"[Thursday] is Game 3, and it's been a while," Orioles second baseman Robert Andino said. "We just got to go out there and play hard. We've got to go out there and forget about what happened today."
What happened was a pitchers' duel through six innings before Guthrie allowed a double and a single to lead off the seventh in a 3-2 game. He retired the next batter, Melky Cabrera, then Butler stepped to the plate.
Kansas City's slugging designated hitter had just one hit in eight previous at-bats against Guthrie, who missed with his first three pitches. He then tried to sneak a fastball past Butler, who smashed it 427 feet to deep center, the ball bouncing off the Kauffman Stadium ivy.
"I got the green light, and I was trying to do what I did -- just drive it," said Butler, who has hit six homers in his past eight games and added a sacrifice fly for four RBIs on Wednesday. "I got a pitch in a good spot to do it."
The swing guaranteed that Guthrie, who has been battling tough luck and little run support much of the season, would be tagged with another loss. He was charged with six earned runs on eight hits and three walks in seven innings.
"I just think early on, he wasn't real crisp," Orioles manager Buck Showalter said of Guthrie. "And then he picked it up in the third inning. Sometimes that can be the game. I can't fault him a whole lot tonight. The pitches he'd like to get back [are] not getting into a 3-0 count."
Through six, it looked like Guthrie would again be a hard-luck loser as he nearly matched pitches with Kansas City starter Luke Hochevar, who cruised through the Orioles' lineup after allowing two hits and a run in the first.
After Hochevar struck out the Orioles' first two hitters, Adam Jones doubled and scored on Vladimir Guerrero's single to left.

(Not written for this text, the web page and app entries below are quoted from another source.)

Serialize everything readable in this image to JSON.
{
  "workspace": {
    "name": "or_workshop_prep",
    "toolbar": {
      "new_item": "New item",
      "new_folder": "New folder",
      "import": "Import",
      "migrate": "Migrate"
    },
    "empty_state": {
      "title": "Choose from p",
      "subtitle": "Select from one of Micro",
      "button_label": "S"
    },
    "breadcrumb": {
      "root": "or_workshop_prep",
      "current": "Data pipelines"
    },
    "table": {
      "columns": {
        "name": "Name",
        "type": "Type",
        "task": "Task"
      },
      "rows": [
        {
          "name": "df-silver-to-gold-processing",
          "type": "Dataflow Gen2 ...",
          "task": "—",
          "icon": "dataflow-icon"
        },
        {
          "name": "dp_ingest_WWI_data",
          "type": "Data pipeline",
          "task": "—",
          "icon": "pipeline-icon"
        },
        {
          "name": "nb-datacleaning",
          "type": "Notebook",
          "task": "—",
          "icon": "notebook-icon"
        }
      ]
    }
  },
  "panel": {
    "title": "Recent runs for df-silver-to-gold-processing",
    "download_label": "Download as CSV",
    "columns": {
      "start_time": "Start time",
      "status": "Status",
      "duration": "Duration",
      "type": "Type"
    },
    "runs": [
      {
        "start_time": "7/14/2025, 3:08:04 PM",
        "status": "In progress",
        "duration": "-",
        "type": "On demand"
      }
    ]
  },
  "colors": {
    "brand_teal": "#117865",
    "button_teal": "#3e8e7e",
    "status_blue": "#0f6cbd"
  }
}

The inning ended when Guerrero attempted to steal second and was thrown out.
Hochevar didn't allow another hit until one out in the eighth -- retiring 18 of 20 at one point.
"The story is we just couldn't mount anything offensively. It's been a challenge for us when Jeremy pitches at times," Showalter said. "You'd like to see us mount a little bit more again Hochevar."
The only other Oriole to reach base in those six innings was Felix Pie, who walked for just the seventh time this season in the third. Andino followed by grounding into a fielder's choice but dashed from first to third when Hochevar threw an errant pickoff attempt. Andino scored on a sacrifice fly J.J. Hardy.
The error was one of the few mistakes by Hochevar (8-8), who allowed two runs (one earned) on four hits and a walk while striking out a season-high seven batters.
Hochevar, whom the Orioles pounded in May for seven runs in a 9-2 win at Camden Yards, left in the eighth with one out and runners on second and third. After Matt Wieters singled, Pie hit a drive to right that nearly left the yard.